PROBLEM STATEMENT
Your response should contain each line of the data that includes "JSON".

Dataset rows describing interfaces
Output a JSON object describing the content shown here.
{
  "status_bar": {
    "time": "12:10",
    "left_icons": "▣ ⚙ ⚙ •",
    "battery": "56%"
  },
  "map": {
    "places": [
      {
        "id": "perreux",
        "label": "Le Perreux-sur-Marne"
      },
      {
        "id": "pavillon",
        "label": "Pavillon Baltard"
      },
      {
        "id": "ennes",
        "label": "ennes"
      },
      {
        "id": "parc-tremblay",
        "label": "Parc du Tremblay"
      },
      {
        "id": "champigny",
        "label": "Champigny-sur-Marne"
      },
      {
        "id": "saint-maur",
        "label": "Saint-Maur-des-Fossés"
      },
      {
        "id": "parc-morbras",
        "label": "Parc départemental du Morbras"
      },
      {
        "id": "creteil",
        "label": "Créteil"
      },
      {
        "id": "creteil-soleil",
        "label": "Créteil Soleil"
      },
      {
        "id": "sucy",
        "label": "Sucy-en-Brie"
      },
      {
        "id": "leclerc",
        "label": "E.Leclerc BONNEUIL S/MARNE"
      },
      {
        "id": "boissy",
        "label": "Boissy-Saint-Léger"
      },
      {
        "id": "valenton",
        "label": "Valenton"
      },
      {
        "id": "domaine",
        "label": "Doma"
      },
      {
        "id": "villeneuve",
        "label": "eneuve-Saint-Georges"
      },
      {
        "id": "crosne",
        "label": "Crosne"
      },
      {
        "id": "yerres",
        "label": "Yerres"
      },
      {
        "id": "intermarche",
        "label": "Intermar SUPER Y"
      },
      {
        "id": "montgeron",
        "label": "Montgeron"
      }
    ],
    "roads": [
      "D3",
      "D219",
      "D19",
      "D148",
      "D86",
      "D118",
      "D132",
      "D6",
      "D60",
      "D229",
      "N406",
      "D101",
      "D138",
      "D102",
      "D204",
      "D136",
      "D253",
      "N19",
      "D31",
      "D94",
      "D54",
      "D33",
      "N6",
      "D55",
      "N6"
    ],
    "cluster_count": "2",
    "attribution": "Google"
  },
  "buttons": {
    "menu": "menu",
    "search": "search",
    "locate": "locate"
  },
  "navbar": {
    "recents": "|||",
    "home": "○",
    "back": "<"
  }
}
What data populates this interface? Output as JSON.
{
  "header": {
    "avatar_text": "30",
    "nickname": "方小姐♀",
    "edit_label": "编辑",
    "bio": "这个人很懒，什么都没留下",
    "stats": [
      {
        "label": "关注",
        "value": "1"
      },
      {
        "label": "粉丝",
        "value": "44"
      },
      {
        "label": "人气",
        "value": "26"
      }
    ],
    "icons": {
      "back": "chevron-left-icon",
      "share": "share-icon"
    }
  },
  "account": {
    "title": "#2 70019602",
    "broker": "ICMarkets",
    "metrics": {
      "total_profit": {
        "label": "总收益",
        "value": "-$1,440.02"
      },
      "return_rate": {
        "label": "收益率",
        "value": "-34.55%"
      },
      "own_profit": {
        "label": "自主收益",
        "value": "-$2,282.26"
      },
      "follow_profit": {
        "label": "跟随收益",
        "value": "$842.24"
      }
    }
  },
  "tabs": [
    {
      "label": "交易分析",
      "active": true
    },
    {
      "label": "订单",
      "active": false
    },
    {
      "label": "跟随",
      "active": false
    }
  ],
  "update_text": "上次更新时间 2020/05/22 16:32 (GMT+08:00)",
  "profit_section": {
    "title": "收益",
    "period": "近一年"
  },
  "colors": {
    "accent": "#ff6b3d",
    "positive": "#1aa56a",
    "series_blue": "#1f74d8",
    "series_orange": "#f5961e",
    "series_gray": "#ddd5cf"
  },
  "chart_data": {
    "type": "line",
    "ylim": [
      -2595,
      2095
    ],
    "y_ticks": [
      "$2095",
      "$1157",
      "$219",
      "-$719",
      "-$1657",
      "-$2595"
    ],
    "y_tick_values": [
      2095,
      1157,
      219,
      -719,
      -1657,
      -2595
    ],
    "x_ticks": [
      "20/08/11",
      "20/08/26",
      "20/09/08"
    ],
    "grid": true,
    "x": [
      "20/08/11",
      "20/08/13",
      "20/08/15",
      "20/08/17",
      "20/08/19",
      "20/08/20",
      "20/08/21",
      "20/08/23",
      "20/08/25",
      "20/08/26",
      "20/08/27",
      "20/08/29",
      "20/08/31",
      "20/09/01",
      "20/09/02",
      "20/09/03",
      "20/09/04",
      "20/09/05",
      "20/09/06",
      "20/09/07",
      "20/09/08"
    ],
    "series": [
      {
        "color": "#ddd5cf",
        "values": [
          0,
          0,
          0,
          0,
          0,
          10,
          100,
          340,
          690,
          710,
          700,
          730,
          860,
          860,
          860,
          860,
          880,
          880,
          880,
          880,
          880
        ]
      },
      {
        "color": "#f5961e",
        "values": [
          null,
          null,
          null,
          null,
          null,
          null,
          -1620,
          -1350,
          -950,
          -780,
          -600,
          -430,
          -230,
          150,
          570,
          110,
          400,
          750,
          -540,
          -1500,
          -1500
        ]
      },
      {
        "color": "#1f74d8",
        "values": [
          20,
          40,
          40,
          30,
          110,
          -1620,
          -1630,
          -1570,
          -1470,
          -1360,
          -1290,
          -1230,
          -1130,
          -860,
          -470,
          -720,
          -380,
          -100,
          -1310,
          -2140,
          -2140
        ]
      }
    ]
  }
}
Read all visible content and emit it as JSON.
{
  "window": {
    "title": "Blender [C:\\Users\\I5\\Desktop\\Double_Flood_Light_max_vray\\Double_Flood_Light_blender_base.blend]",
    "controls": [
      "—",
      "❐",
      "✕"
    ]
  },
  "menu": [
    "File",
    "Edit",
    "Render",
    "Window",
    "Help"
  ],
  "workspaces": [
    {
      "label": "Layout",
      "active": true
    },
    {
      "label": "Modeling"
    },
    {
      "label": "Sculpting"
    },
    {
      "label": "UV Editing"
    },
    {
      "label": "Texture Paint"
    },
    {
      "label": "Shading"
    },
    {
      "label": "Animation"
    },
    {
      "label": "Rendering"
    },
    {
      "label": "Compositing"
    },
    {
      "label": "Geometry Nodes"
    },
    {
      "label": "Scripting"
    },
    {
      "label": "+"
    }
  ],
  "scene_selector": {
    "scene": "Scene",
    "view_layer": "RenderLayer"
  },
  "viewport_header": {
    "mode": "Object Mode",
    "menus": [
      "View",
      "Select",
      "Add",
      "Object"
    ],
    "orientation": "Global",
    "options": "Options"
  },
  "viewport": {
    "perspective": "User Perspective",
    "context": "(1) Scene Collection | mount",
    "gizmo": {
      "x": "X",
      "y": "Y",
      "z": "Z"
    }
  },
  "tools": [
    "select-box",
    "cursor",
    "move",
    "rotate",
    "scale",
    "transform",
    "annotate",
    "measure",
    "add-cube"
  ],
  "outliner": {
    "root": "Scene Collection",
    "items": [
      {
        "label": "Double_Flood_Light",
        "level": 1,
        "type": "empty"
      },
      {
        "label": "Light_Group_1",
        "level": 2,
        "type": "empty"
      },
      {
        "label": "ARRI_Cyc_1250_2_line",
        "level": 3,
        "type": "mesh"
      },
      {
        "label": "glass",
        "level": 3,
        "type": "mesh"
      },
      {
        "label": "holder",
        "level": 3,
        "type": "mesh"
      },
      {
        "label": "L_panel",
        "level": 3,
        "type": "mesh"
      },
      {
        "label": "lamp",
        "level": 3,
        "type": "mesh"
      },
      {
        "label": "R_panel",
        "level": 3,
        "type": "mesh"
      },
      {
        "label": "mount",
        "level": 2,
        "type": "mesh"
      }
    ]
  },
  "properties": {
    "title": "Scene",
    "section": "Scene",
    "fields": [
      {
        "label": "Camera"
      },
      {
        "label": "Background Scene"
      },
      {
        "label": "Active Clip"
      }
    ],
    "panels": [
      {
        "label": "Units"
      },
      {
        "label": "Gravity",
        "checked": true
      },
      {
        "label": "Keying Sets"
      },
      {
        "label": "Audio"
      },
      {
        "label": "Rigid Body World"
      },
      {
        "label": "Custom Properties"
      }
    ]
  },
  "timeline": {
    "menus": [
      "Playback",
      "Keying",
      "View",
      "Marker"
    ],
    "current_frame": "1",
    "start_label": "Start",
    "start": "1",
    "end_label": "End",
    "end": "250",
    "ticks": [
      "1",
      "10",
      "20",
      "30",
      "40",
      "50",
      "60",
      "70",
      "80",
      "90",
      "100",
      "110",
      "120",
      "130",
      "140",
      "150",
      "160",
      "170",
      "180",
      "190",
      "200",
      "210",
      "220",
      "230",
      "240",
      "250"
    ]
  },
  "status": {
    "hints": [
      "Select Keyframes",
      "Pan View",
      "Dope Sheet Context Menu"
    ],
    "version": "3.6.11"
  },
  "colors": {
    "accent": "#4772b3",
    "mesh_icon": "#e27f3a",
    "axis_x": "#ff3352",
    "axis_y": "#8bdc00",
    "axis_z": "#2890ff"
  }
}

TASK RESPONSE
Output a JSON object describing the content shown here.
What data populates this interface? Output as JSON.
Read all visible content and emit it as JSON.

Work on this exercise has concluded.